Last month, a panel of 15 attorneys general led by the state of Texas accused Google of attempting to use a “privacy sandbox” policy to conceal its true intentions. Specifically, by taking the user profile configuration function of third-party cookies into your own hands, Google Chrome can easily grab control from websites and advertisers. For ordinary users, only by actively clicking the “Exit” button can the privacy experience be further enhanced.
Unfortunately, Google’s early behavior did not make us feel happy. The Electronic Frontier Foundation (EFF) pointed out that the company has launched a FLOC experiment to track users and categorize users based on their browsing history.
Obviously, the ultimate goal is still to provide advertisers with .the IDs of these queues (such as preferences for comics or pillows), and doing so can easily allow advertisers to associate them with real user identities through fingerprint recognition technology.
MSPU pointed out that Google has selected 0.5% of Chrome users to participate in the trial in certain regions, including the United States. And no matter what your advertising and privacy settings are, they will be randomly involved.

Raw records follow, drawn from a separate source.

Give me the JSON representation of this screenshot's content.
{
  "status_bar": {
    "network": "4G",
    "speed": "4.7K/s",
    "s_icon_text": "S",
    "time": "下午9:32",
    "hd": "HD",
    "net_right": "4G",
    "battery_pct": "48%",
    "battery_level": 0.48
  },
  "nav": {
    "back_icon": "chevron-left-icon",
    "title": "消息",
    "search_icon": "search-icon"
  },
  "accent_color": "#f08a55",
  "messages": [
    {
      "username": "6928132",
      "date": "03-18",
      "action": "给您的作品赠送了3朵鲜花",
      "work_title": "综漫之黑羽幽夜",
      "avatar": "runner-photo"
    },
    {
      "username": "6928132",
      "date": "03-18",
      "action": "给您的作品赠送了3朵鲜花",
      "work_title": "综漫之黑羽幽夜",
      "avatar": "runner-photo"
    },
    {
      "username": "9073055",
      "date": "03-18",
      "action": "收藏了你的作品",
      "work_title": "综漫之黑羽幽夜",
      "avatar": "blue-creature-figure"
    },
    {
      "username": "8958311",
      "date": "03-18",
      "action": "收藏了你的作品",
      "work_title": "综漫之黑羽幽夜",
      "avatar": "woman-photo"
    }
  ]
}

In the future, Google also plans to extend the test to 5% of Chrome users (about 100 million people), and the only way to log out is to actively close third-party cookies in the Chrome browser.